> _Excerpted data_
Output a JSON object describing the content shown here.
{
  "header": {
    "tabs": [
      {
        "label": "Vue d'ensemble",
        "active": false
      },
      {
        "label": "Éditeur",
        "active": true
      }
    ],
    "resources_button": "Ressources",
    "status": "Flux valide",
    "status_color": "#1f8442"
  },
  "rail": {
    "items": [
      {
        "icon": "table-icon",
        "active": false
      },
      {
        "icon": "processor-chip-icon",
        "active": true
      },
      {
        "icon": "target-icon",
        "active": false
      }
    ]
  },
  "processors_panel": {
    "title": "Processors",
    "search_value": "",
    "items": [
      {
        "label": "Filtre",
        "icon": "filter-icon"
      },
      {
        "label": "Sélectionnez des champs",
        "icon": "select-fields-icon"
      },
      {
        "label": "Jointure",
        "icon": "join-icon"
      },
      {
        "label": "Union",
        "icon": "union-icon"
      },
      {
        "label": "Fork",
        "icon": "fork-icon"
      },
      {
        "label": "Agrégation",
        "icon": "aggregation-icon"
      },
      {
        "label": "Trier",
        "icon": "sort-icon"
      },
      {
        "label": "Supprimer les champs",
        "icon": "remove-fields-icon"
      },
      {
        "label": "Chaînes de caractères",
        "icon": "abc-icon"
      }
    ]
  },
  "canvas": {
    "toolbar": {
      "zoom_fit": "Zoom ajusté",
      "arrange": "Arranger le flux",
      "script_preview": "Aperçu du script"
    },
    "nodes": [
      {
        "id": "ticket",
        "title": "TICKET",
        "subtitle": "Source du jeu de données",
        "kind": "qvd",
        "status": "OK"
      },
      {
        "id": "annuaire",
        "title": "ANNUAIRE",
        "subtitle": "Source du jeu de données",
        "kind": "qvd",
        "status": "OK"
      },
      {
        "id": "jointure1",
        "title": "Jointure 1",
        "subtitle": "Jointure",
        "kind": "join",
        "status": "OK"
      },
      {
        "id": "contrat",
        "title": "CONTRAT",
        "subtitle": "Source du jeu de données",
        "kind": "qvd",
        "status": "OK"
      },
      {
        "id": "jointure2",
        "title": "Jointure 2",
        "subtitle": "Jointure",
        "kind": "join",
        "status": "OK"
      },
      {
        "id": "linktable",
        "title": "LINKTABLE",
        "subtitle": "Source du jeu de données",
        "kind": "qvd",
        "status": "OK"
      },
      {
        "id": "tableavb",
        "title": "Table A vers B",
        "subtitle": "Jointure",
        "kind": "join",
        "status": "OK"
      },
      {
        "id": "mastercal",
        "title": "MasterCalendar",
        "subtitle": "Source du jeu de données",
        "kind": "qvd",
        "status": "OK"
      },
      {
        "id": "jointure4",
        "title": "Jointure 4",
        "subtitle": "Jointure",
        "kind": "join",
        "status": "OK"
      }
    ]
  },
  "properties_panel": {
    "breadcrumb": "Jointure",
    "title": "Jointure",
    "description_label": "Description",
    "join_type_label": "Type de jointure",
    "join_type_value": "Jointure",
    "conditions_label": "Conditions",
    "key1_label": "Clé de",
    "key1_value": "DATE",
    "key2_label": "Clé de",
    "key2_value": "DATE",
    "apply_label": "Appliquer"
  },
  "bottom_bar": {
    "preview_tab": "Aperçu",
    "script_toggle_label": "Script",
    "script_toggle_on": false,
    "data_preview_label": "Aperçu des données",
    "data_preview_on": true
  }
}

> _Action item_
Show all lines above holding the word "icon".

> _Solved exercise_
        "icon": "table-icon",
        "icon": "processor-chip-icon",
        "icon": "target-icon",
        "icon": "filter-icon"
        "icon": "select-fields-icon"
        "icon": "join-icon"
        "icon": "union-icon"
        "icon": "fork-icon"
        "icon": "aggregation-icon"
        "icon": "sort-icon"
        "icon": "remove-fields-icon"
        "icon": "abc-icon"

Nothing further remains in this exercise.